The Pennsylvania Firefly, also known as a lighting bug is Pennsylvania’s state insect.
The official name of the insect is Photuris pennsylvanica. The insect was designated as the official state insect in 1974 when elementary students in the town of Upper Darby noticed that Maryland adopted its own state insect and wanted to do the same for Pennsylvania. They submitted proposals to the General Assembly, and the firefly was chosen on April 10, 1974.
The firefly is relatively plain-looking during the day, but at night it is a whole different story. Fireflies produce this light using special organs in their abdomens, using chemicals called luciferin, as well as enzymes called luciferases, oxygen, and other chemicals. Scientists believe that these insects control the flashing by regulating how much oxygen goes into the organ that produces the light.
Fireflies are not flies, in fact, they are beetles. Their larvae will feed on other soft-bodied invertebrates such as snails, slugs, and worms.
According to the Pennsylvania Department of Conservation and Natural Resources, firefly populations are declining, in part due to:
- Habitat loss and degradation
- Light pollution
- Pesticide use
- Climate change
The department said that there are ways you can help with the conservation of the firefly. You can participate in the annual Firefly Watch, where you spend 10 minutes once a week during firefly season observing them in your backyard or field. Another way to help is by turning your lights off at night at home and by providing firefly habitat.

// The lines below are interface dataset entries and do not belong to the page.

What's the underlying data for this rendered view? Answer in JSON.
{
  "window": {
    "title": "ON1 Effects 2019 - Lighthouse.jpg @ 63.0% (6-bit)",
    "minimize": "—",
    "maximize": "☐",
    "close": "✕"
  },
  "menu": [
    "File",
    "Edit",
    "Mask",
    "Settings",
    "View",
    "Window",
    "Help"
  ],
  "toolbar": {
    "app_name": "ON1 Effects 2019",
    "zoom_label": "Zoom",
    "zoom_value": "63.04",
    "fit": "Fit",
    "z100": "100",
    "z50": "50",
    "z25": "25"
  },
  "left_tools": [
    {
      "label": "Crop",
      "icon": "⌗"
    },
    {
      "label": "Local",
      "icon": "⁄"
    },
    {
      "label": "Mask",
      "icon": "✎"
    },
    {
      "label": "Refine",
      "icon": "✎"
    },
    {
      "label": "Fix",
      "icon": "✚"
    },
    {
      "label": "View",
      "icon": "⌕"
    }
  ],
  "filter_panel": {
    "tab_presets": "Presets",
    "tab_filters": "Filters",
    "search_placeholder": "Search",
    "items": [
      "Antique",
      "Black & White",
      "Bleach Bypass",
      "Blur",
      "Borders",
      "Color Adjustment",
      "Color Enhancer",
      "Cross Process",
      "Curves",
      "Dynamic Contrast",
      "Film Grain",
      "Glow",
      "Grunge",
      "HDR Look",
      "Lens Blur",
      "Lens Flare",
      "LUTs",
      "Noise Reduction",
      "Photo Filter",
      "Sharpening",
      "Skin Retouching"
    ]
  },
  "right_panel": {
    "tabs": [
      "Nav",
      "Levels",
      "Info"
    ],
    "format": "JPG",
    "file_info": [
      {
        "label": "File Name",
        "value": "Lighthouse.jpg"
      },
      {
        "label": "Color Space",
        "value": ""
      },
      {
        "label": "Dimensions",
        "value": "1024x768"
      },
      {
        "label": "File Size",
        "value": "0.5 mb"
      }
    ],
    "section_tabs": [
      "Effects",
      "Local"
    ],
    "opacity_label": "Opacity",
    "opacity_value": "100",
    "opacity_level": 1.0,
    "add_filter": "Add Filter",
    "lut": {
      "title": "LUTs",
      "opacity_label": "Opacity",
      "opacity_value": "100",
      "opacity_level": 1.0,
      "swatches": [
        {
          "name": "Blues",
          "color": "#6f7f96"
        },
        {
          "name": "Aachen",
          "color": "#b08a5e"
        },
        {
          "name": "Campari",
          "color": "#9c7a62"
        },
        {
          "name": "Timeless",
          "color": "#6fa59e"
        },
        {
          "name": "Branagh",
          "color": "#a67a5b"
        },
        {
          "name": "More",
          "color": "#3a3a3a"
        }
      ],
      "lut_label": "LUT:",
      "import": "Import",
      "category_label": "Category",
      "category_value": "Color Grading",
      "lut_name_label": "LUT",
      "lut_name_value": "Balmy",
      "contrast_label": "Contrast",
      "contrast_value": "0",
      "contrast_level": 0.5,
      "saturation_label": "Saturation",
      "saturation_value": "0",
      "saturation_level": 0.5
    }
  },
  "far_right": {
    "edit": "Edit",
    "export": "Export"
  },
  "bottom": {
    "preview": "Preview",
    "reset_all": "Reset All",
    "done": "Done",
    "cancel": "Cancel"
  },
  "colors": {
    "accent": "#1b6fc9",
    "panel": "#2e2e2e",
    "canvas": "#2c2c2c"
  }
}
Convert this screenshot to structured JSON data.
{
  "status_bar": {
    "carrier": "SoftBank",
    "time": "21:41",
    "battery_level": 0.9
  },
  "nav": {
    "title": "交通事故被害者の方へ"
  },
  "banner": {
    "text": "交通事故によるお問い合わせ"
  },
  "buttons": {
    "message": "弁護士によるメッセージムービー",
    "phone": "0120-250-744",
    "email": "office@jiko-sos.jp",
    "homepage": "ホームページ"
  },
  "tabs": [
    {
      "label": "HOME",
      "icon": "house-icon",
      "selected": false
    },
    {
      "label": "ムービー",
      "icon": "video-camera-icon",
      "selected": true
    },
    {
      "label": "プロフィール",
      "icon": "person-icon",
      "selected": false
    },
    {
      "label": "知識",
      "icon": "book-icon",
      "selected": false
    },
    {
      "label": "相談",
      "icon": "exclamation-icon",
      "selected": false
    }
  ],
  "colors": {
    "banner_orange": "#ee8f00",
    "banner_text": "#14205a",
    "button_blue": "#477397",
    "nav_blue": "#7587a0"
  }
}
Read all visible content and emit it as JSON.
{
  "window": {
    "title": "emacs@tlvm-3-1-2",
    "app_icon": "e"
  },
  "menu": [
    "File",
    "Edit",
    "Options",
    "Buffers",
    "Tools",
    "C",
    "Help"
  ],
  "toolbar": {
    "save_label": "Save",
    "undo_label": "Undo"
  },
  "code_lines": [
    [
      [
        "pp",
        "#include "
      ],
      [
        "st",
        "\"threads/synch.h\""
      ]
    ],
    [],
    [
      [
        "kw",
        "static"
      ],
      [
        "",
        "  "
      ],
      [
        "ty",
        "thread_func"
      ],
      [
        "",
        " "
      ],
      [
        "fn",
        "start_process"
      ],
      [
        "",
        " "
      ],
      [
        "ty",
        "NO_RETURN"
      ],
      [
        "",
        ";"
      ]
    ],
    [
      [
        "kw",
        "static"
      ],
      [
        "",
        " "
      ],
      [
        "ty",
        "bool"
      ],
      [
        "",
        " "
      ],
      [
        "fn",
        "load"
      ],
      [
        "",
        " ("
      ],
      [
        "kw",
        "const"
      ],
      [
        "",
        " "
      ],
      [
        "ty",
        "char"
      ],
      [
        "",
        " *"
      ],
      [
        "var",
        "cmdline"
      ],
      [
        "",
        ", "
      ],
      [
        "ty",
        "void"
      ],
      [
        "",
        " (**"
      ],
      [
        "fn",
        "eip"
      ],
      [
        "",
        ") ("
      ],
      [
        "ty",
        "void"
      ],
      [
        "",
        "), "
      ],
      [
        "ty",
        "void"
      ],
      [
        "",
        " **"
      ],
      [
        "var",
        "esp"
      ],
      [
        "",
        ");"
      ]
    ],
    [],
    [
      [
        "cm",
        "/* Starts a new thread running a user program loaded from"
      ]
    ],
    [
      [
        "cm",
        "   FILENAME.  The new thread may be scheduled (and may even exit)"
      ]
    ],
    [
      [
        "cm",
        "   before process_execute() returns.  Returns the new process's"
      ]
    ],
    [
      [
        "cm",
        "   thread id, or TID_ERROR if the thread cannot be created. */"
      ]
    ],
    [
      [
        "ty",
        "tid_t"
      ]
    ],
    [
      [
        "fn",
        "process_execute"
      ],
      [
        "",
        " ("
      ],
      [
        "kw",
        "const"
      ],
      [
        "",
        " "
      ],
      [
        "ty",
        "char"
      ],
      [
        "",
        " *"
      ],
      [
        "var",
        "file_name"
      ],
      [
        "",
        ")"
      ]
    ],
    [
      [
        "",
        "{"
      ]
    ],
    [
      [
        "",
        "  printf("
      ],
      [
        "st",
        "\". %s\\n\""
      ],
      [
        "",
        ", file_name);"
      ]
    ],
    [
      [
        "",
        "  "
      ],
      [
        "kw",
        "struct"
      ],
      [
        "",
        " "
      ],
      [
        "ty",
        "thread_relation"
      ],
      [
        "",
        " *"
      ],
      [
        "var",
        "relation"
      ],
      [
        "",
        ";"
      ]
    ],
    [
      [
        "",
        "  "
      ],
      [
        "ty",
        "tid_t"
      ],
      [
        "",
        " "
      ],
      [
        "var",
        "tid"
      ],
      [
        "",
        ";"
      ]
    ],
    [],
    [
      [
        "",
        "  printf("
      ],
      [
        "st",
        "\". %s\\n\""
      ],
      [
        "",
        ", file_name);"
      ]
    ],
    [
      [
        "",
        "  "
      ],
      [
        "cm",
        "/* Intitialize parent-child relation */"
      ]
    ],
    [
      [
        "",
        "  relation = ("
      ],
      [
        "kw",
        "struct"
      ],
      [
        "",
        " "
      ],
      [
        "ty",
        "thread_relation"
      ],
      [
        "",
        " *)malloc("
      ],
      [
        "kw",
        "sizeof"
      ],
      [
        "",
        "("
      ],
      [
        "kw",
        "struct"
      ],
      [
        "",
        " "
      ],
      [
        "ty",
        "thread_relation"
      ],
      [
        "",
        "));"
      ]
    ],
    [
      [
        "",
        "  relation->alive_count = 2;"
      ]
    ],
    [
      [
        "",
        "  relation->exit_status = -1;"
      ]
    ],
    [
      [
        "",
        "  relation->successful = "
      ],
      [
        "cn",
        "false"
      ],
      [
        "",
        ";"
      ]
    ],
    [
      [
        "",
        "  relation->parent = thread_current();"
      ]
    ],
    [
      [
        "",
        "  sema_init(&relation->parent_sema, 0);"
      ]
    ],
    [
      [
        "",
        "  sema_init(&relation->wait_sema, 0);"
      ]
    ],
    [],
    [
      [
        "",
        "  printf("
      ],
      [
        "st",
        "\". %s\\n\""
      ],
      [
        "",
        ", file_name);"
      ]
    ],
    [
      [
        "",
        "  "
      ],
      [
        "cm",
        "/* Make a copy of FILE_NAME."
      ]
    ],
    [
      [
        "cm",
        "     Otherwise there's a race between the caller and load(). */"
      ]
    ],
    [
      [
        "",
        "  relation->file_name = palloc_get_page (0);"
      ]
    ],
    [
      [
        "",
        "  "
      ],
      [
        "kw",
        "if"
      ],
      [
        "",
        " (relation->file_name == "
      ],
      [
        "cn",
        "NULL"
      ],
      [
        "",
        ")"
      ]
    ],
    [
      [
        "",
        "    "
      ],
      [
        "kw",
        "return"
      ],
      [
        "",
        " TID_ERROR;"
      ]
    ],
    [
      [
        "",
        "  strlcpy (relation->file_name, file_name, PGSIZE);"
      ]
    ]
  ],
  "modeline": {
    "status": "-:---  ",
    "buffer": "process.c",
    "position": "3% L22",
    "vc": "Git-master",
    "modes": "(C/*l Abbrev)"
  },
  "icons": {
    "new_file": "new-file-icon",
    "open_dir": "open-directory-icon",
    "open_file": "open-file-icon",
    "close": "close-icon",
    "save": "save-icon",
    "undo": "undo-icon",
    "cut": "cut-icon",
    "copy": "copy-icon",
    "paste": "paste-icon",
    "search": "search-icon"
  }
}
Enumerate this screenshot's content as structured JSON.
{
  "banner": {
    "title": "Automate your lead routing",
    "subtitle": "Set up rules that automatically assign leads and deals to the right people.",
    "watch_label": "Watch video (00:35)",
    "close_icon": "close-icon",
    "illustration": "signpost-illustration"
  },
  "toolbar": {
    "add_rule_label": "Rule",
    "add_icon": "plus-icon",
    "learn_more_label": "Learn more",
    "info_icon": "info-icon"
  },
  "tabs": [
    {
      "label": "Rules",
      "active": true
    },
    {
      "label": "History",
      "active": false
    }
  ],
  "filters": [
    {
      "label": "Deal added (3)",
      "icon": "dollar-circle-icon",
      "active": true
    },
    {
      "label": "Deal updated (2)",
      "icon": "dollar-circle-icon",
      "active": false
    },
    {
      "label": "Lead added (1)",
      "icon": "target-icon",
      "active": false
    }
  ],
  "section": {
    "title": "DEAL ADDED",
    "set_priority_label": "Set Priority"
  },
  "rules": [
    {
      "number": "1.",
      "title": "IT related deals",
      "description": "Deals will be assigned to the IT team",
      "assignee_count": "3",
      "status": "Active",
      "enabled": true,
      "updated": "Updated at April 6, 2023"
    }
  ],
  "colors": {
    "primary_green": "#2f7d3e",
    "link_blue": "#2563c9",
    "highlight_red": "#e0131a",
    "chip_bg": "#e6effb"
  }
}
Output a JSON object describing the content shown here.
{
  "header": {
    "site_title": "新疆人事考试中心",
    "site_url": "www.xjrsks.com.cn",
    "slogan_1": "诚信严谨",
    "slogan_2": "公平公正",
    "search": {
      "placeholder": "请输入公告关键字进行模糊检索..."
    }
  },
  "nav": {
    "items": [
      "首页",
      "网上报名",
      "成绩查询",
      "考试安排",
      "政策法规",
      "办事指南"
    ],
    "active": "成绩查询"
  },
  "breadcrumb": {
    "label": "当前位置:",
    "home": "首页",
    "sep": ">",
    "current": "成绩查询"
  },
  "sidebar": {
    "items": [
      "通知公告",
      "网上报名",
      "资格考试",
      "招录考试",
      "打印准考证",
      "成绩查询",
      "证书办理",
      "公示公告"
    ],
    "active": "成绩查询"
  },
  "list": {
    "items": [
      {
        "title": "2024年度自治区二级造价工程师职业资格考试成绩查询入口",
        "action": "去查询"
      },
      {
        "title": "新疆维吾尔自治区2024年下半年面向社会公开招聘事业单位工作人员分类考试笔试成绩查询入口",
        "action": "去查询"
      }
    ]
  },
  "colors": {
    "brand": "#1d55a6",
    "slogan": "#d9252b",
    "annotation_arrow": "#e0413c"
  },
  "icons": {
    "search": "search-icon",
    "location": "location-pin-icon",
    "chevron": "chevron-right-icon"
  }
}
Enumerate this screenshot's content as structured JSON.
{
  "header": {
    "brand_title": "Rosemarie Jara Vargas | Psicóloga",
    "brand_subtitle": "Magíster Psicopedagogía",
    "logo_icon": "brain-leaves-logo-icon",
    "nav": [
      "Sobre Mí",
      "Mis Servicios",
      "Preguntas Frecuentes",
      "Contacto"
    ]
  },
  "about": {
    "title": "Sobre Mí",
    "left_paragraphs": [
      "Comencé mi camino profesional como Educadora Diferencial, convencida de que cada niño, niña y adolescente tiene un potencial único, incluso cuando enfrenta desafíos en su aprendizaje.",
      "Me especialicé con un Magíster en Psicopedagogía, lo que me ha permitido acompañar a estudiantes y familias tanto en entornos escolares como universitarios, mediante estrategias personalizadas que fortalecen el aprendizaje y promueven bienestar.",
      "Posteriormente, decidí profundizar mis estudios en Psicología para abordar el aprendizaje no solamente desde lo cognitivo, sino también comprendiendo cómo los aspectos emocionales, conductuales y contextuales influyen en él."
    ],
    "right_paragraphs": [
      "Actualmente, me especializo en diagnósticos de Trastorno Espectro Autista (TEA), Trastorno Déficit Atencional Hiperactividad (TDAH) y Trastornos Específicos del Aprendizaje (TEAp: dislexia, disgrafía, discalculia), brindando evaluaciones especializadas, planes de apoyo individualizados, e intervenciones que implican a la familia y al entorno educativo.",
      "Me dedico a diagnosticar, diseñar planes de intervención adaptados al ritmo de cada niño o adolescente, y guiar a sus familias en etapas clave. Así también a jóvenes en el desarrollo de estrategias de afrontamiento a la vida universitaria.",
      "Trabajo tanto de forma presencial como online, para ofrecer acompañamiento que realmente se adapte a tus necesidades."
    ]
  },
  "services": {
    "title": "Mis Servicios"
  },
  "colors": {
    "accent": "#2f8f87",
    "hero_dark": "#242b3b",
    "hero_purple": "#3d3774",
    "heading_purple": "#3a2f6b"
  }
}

You can make a firefly habitat by having dense leaf litter and native vegetation in a corner of your yard to help shelter these insects and attract their favorite food sources such as slugs and earthworms.